"She's my state senator and has been a local supporter of Governor Walker's initiatives since day one," Rowe said. "She had her chance and she already voted" to support Walker's budget and budget repair bill.
"It would surprise me at this point if she did not face recall," Zielinski said.
However, Zielinski noted, "There are plenty of other senators whom everyone assumes they're safe because they've never come out with an indictment against unions."
Zielinski specifically pointed to Republican senators like Robert Cowles (R-Green Bay), topnews, and Luther Olsen (R-Ripon), who have long-term incumbencies and voting records in favor of renewable energy, felon DNA sample collecting and tighter restrictions on Medicaid expenditures. All three currently are at risk for recall, as their incumbents' coordinate efforts in their districts.
"This is stuff I never thought I'd see," he said, noting there were 800 people in Waukesha, Wis. -- one of Wisconsin's most Republican-by-votes counties -- Monday evening protesting Walker and U.S. Rep. Paul Ryan at a Charlie Sykes event. Sykes is Milwaukee's Newsradio 620 WTMJ's right-wing talk-show host.
Also Monday evening, U.S. Rep. Sensenbrenner (R-Menomonee Falls) and State Sen. Leah Vukmir (R-Wauwatosa) held a town hall meeting in conservative Wauwatosa, but after a few interruptions Sensenbrenner told citizens to "shut up" and finally gaveled the meeting to a close, prompting outbreaks of "Shame, shame shame!" from the packed audience.
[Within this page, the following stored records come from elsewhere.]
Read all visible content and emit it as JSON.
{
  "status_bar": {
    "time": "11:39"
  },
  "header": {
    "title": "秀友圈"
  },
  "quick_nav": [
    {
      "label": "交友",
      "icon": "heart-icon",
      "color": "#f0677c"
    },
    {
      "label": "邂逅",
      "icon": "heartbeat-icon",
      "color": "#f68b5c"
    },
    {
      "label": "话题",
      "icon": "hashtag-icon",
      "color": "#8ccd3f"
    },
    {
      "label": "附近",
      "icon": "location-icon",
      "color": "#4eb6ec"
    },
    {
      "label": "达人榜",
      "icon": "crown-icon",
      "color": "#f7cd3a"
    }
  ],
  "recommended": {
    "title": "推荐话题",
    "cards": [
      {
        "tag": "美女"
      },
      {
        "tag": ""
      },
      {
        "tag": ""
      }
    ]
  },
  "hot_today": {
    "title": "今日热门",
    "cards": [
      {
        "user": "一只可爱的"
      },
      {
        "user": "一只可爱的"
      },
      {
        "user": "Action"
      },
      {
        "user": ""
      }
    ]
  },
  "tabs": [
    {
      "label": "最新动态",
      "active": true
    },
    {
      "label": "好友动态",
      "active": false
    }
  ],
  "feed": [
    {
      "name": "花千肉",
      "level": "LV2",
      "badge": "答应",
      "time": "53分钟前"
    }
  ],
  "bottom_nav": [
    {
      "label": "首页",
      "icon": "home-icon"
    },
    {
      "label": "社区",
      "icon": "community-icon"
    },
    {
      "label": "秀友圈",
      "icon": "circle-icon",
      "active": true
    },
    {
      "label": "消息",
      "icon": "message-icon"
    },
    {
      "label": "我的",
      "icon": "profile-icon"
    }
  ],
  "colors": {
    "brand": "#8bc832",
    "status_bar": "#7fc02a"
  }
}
See video here. During the town hall meeting at the Wauwatosa Library, budget opponents sought Vukmir recall signatures in the lobby of the Wauwatosa Civic Center down the hall.
"Throw out your models. Throw out your votes from the last election. This is existential," Zielinski said.
Zielinski also confirmed the 15% figure -- the number of signatures the DPW claims to have obtained statewide for the recall of the 8 senators. The goal last weekend was to obtain 10,000 signatures for recalls. The DPW reports it has exceeded that goal by 35%, with approximately 13,500 signatures total.
"We don't want to exactly let folks know which districts we're doing well in," Zielinski reiterated, indicating the Dems wanted Republicans to feel nervous about whether they were at risk for recall.
He also said the DPW desires to pore over the results from districts' recall efforts as they roll in: "We don't want people to let up the effort. These are grassroots efforts, so we don't get the numbers exactly when we hear from them."
So, for all those Republican who are thinking, "Recall? It could never happen here," Zielinski begs to differ: "I think it just might."